Partly it is the suddenness of them, the movement where we expect to see none, perceived just at the edge of our vision. It triggers that fight-or-flight reaction before we even know what is happening, this surprise. And once we finally become conscious of what has diverted our attention — a minute monster, utterly alien — we are riveted by its strangeness even as our hearts continue to pound. Whether it is their weird progress on alternating tripods of feet or their haphazard flight with no plan that we can determine, they hold us fascinated – or fixated on destroying them as quickly as possible. Either way, they have our whole attention for the duration of the encounter. Even after the animal is gone or dead, still it lingers a while in our consciousness: Are there more? How did that one get here? My god was it ugly, or beautiful…
And so this encounter with a bee.
As is often the case in Valery, our speaker in L’abeille is generally thought to be a young woman, one whom I have always imagined as languishing outdoors in fashionable French ennui. The bee which lands or creeps onto her provokes, not fear, but the thought of diverting the insect’s power to her own uses.
Bees historically are symbols of energy and industrious, selfless, tireless workers foraging for nectar, braving the world and its dangers not for the individual good but for that of the hive. This endless activity is what makes much of agriculture possible, pollinating crops – and there is their delicious honey, their useful wax.
“J’ai grand besoin d’un prompt tourment …” Valery’s speaker needs a goad to stir her into action or awareness, to focus her attention or distract it from its pointless, circular course. A sharp pain to a particular locale — la gourde belle –makes literal the ache of her longing, her confusion or disappointment, commonly also imagined as residing in the breast. Perhaps she imagines that once this pain has passed, the wound healed, her other pain will go with it, forgotten as my sister’s was forgotten?
Or does the sting represent the finality of a declaration – of disinterest, of negation? Of resolve? – that puts a decisive end to anticipation or dread? Time to end this paralysis, this indecision, and re-engage the world! Here is the bee as infime alerte d’or — a tiny gold alarm. Whether it stings her or not, it has altered her perception of her state, brought her out of herself.
I always love to imagine the aftermath of this encounter. She decides to give up mooning over an unrequited love, a missed opportunity, a denied request, and get on with her life. Or she resolves to take real action to get what she wants: to speak aloud what the bee made her realize and assert her claim to be heard and recognized. Or at least, having achieved some new understanding of her situation, she achieves also peace enough to relax and allow herself to enjoy a beautiful afternoon for what it is instead of spoiling it with pointless angst and ennui.

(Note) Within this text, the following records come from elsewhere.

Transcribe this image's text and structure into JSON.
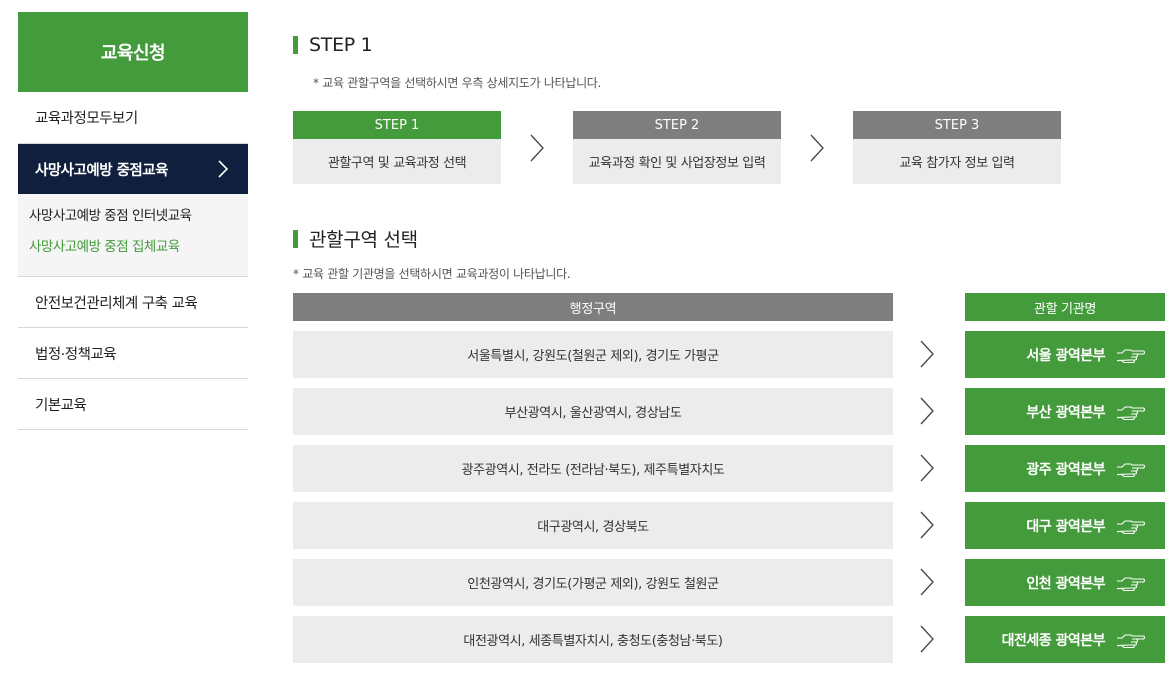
{
  "sidebar": {
    "title": "교육신청",
    "items": [
      {
        "label": "교육과정모두보기"
      },
      {
        "label": "사망사고예방 중점교육"
      },
      {
        "label": "안전보건관리체계 구축 교육"
      },
      {
        "label": "법정·정책교육"
      },
      {
        "label": "기본교육"
      }
    ],
    "subitems": [
      {
        "label": "사망사고예방 중점 인터넷교육"
      },
      {
        "label": "사망사고예방 중점 집체교육"
      }
    ]
  },
  "step_section": {
    "title": "STEP 1",
    "note": "* 교육 관할구역을 선택하시면 우측 상세지도가 나타납니다.",
    "steps": [
      {
        "head": "STEP 1",
        "body": "관할구역 및 교육과정 선택"
      },
      {
        "head": "STEP 2",
        "body": "교육과정 확인 및 사업장정보 입력"
      },
      {
        "head": "STEP 3",
        "body": "교육 참가자 정보 입력"
      }
    ]
  },
  "region_section": {
    "title": "관할구역 선택",
    "note": "* 교육 관할 기관명을 선택하시면 교육과정이 나타납니다.",
    "col_region": "행정구역",
    "col_office": "관할 기관명",
    "rows": [
      {
        "region": "서울특별시, 강원도(철원군 제외), 경기도 가평군",
        "office": "서울 광역본부"
      },
      {
        "region": "부산광역시, 울산광역시, 경상남도",
        "office": "부산 광역본부"
      },
      {
        "region": "광주광역시, 전라도 (전라남·북도), 제주특별자치도",
        "office": "광주 광역본부"
      },
      {
        "region": "대구광역시, 경상북도",
        "office": "대구 광역본부"
      },
      {
        "region": "인천광역시, 경기도(가평군 제외), 강원도 철원군",
        "office": "인천 광역본부"
      },
      {
        "region": "대전광역시, 세종특별자치시, 충청도(충청남·북도)",
        "office": "대전세종 광역본부"
      }
    ]
  },
  "colors": {
    "accent": "#439b3b",
    "nav_active": "#0f1f3d",
    "header_gray": "#7e7e7e"
  },
  "icons": {
    "row_arrow": "chevron-right-icon",
    "office_icon": "pointing-hand-icon"
  }
}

My sister’s encounter with such an alarm bears no direct comparison to the scenario of L’abeille – she didn’t even see the animal before it turned its defense upon her – except in that how the story works in my own memory. It is my first recollection of empathy, of realizing that other people hurt, too, just like I did when I fell down or cut my finger or bumped into the furniture. In an important way, the incident awoke me to my sister’s existence as a real, whole, other person and not just a strange intruder or impediment to getting my way. Her sting, my alarm.
Neither she nor my mother has any recollection of this incident at all, but for me it is a vivid and shining moment when a bee gave me a sister. Wake up, it told me, and see what you’ve been given. Do not take it lightly.
And I don’t.
Kate Sherrod is a recovering politician, essayist, poet, amateur entomologist, and budding graphic novel author currently residing in Cheyenne, WY. She is the author of Suppertime Sonnets, a blog on which she composes and publishes at least one pseudo-Shakespearean sonnet a day.